HOW TO COMPLETE THIS TASK:
Your answer should be every line of the records that contains the word "icon", copied as it stands.
== Segment start ==
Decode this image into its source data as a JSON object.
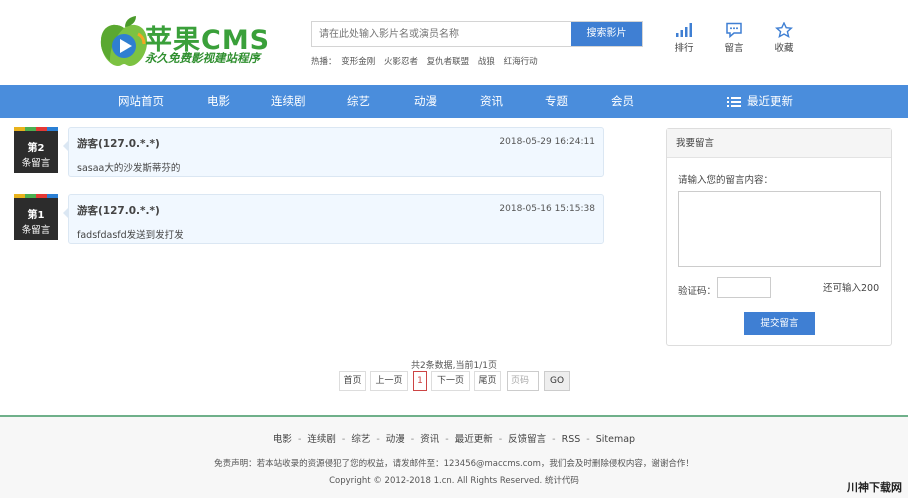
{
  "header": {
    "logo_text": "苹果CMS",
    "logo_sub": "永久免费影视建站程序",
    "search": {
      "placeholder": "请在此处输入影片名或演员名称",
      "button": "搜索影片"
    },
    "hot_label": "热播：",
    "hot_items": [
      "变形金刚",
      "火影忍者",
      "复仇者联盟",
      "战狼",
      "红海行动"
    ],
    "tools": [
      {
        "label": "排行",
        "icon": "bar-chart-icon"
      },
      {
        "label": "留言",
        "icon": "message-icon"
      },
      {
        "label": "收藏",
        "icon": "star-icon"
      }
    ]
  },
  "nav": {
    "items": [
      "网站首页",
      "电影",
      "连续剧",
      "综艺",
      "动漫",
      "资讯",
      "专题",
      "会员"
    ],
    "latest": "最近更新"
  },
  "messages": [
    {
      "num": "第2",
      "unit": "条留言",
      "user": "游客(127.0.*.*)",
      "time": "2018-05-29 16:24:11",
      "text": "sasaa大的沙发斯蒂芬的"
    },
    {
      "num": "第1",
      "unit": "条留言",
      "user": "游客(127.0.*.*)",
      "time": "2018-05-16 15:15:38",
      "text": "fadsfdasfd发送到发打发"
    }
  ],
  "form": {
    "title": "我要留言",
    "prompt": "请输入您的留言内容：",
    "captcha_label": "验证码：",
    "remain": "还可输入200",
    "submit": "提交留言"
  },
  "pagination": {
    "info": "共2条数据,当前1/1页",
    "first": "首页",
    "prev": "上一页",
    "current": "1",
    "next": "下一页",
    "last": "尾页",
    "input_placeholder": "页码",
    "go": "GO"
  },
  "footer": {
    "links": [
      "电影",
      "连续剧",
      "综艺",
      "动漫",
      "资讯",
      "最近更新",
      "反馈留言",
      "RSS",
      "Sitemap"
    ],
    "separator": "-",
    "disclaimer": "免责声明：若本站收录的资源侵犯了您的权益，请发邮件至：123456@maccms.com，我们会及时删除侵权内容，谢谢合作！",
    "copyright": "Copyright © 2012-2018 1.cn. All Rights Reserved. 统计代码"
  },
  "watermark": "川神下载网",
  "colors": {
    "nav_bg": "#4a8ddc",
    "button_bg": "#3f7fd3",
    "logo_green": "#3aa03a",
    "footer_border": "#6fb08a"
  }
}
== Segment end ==
ANSWER TO THIS EXERCISE:
        "icon": "bar-chart-icon"
        "icon": "message-icon"
        "icon": "star-icon"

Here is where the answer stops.